### YOUR GOAL
Pictures aside, repeat the whole listing word for word.

### INPUT RECORDS
-- Opening Marker --

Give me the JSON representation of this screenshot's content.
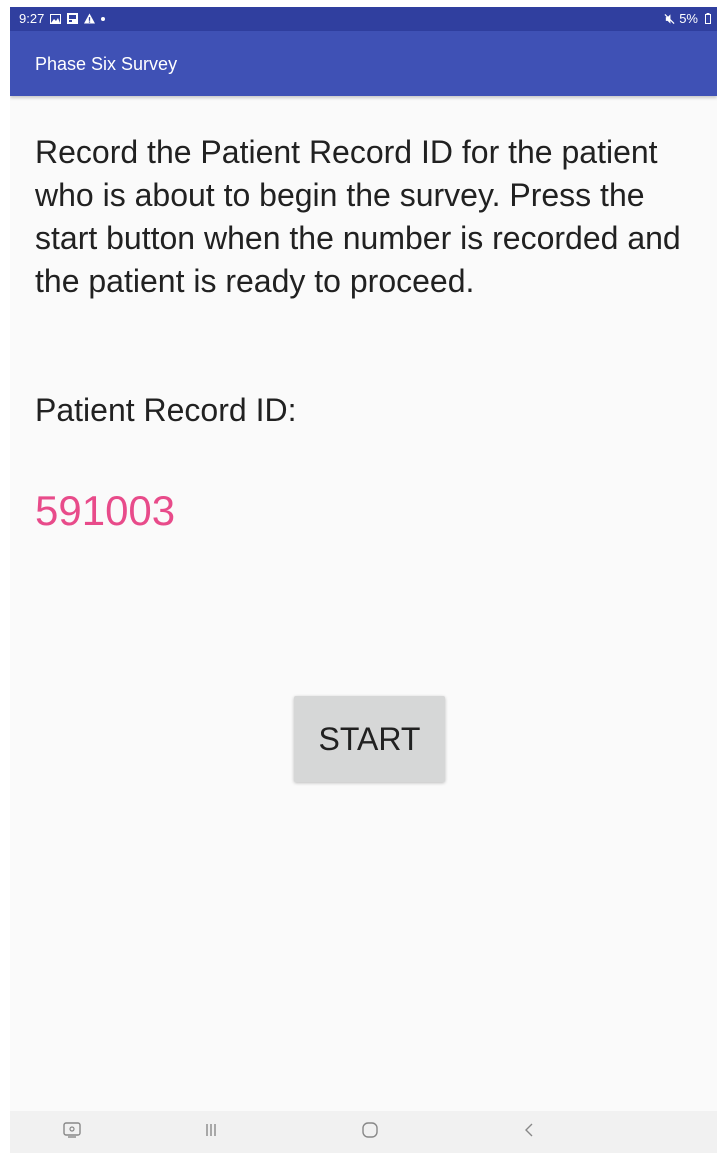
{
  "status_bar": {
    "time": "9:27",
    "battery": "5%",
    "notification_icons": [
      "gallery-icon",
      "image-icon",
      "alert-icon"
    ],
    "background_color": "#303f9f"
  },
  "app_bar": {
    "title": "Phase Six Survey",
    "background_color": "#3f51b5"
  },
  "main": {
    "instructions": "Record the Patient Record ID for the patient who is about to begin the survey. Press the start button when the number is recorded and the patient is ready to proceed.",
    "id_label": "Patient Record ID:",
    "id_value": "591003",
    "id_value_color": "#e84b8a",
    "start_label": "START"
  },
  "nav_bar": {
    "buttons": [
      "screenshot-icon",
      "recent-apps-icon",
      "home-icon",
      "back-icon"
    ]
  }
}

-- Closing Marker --

### WRITTEN ANSWER
Give me the JSON representation of this screenshot's content.
{
  "status_bar": {
    "time": "9:27",
    "battery": "5%",
    "notification_icons": [
      "gallery-icon",
      "image-icon",
      "alert-icon"
    ],
    "background_color": "#303f9f"
  },
  "app_bar": {
    "title": "Phase Six Survey",
    "background_color": "#3f51b5"
  },
  "main": {
    "instructions": "Record the Patient Record ID for the patient who is about to begin the survey. Press the start button when the number is recorded and the patient is ready to proceed.",
    "id_label": "Patient Record ID:",
    "id_value": "591003",
    "id_value_color": "#e84b8a",
    "start_label": "START"
  },
  "nav_bar": {
    "buttons": [
      "screenshot-icon",
      "recent-apps-icon",
      "home-icon",
      "back-icon"
    ]
  }
}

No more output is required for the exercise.